● TASK ITEM
Extract from the listing each line in which the word "name" appears.

..........

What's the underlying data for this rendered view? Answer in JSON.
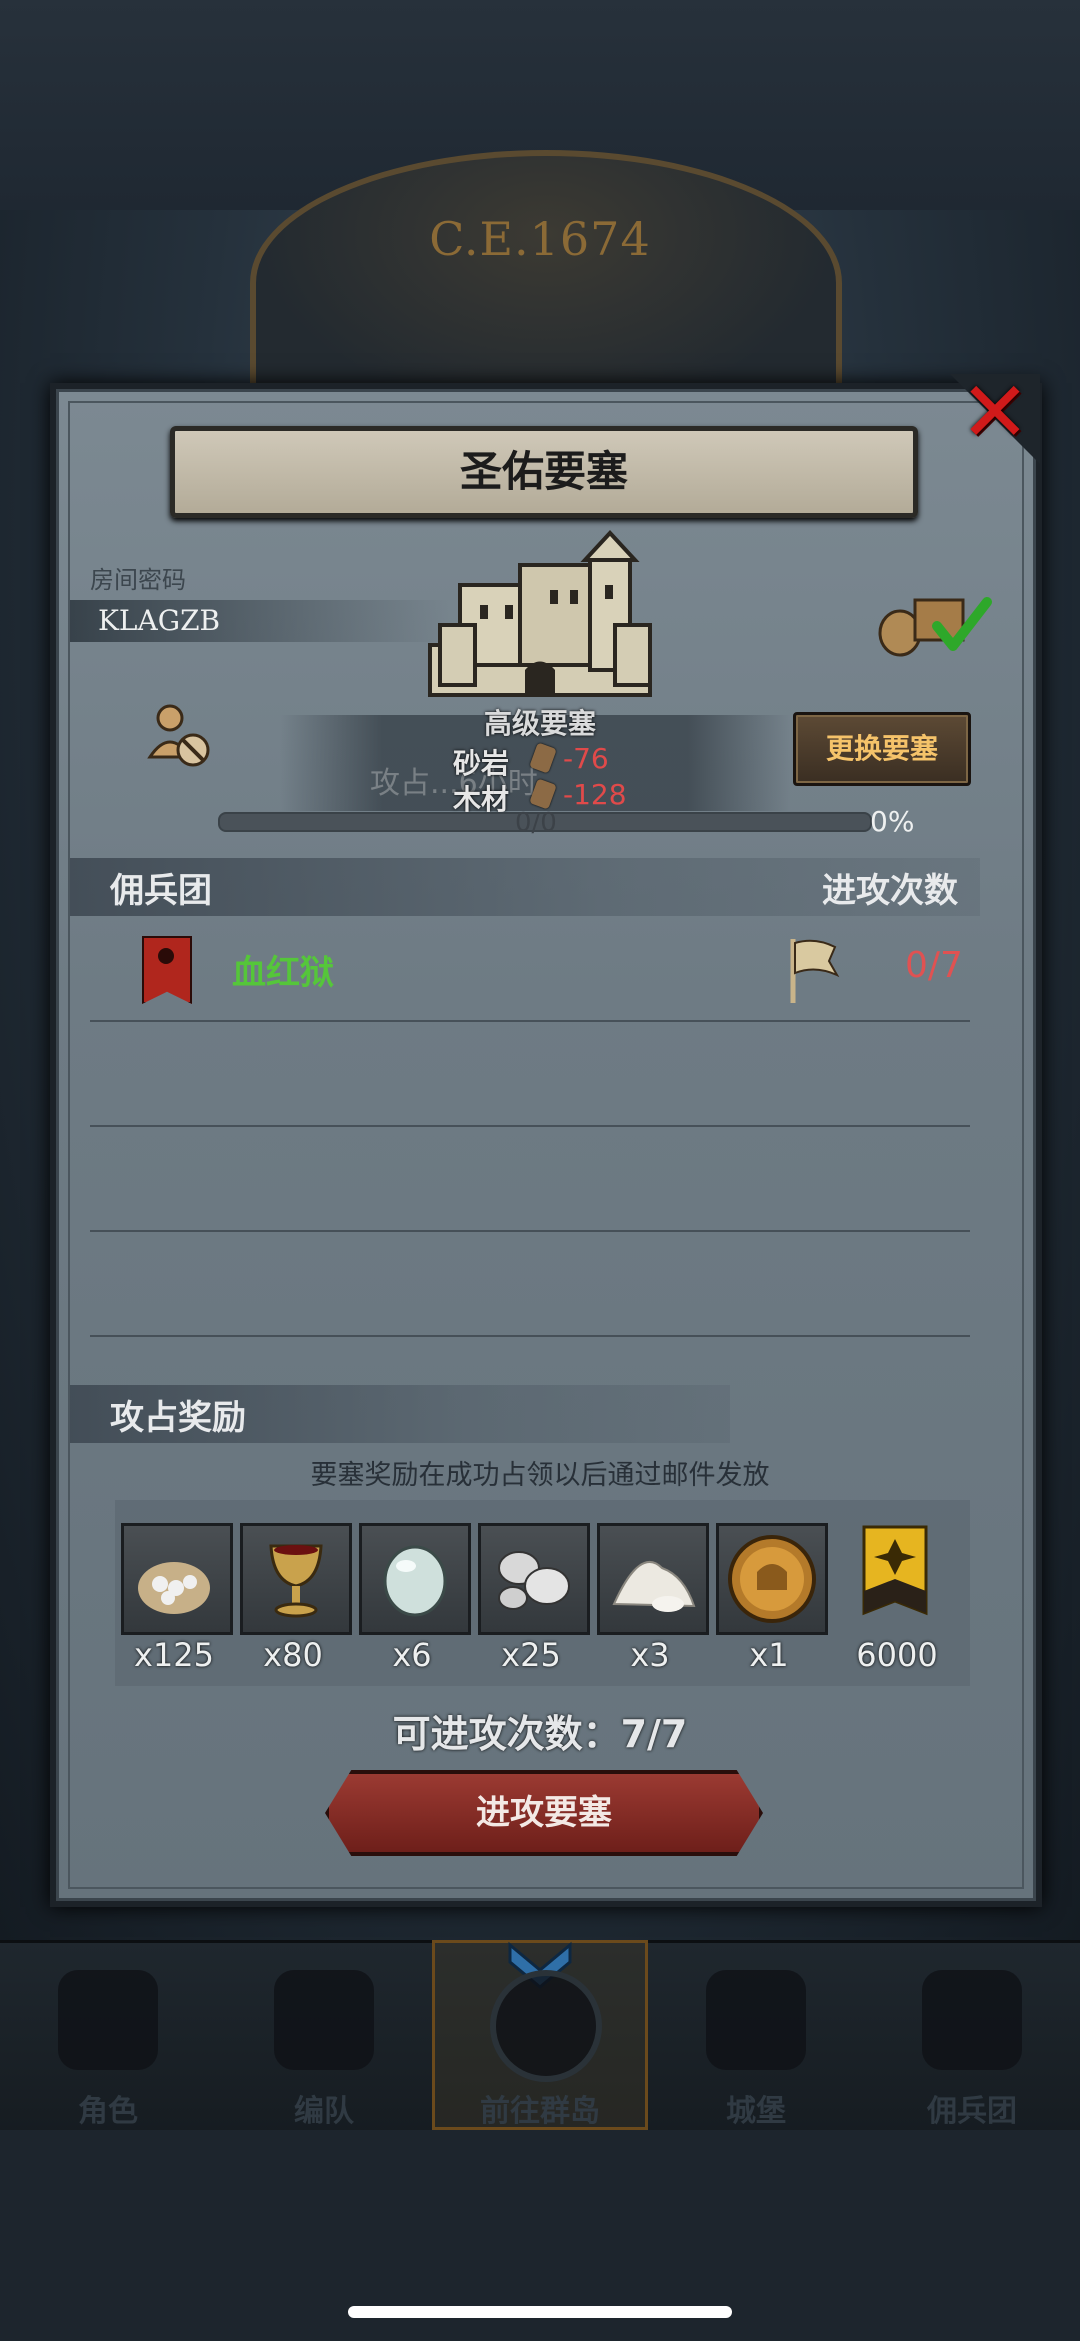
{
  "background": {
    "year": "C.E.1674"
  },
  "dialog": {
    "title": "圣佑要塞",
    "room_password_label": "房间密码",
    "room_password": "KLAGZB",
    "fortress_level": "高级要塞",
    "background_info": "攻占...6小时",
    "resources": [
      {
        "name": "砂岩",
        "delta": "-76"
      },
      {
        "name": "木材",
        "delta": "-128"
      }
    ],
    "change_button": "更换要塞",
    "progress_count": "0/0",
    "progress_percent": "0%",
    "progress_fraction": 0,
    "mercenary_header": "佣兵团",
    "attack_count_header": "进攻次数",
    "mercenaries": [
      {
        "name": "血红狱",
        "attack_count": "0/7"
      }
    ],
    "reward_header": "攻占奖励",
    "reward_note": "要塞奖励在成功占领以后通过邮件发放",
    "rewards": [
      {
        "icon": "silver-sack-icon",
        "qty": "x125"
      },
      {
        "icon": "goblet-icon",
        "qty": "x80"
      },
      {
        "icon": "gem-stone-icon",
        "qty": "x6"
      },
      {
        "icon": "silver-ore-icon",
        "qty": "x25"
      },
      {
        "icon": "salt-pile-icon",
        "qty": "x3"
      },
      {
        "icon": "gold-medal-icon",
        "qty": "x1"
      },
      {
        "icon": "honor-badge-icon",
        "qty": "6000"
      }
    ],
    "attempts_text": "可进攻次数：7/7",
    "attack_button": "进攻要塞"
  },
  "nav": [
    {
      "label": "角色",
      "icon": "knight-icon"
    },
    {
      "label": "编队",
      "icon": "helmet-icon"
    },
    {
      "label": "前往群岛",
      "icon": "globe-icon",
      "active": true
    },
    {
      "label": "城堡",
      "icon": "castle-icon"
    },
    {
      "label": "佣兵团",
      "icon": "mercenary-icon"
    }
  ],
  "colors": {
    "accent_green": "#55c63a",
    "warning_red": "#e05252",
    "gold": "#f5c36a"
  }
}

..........

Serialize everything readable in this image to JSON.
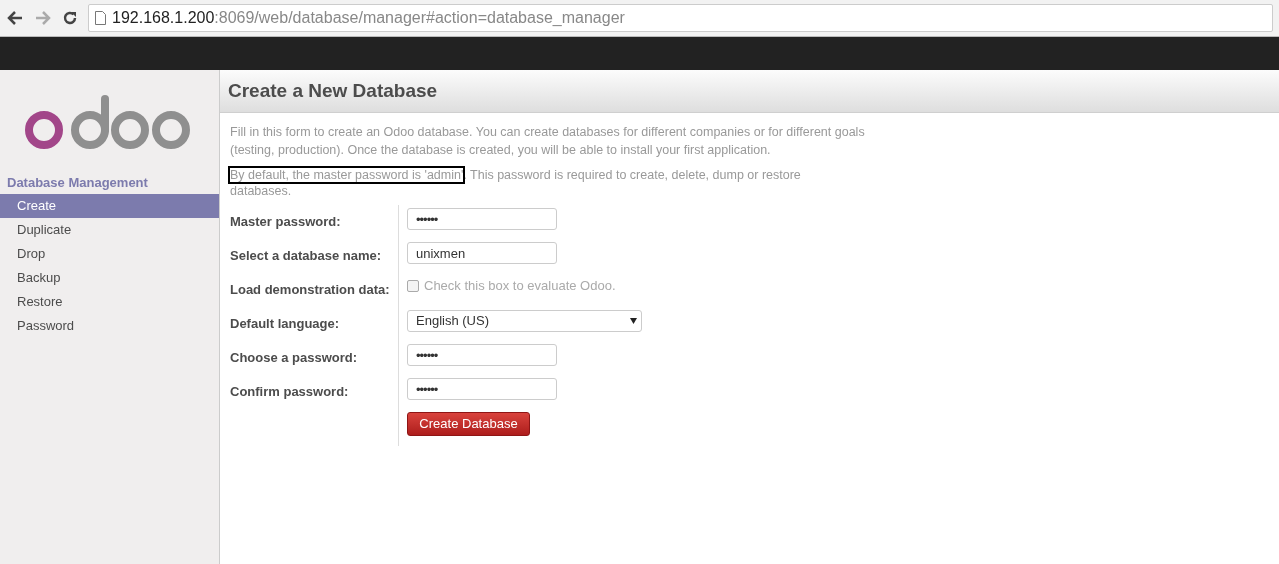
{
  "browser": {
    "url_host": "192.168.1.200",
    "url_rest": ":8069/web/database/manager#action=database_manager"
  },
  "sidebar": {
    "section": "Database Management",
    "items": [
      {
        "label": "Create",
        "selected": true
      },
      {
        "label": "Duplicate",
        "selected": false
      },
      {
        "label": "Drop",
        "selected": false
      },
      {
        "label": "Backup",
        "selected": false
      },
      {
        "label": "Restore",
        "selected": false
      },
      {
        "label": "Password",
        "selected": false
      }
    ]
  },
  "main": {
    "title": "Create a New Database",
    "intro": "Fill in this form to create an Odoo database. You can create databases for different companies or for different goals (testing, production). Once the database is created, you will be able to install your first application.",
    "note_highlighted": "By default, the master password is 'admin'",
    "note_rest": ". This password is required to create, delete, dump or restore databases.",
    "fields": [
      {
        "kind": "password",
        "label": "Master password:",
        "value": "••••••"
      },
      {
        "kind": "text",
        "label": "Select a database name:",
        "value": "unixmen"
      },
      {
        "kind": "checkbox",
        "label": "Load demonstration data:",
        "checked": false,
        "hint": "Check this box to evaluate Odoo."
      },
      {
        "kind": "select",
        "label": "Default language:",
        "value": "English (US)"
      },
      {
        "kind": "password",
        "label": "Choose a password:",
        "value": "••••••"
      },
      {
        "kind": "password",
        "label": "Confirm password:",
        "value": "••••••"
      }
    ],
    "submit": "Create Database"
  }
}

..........

● EXERCISE ANSWER
        "name": "砂岩",
        "name": "木材",
        "name": "血红狱",
        "label": "Select a database name:",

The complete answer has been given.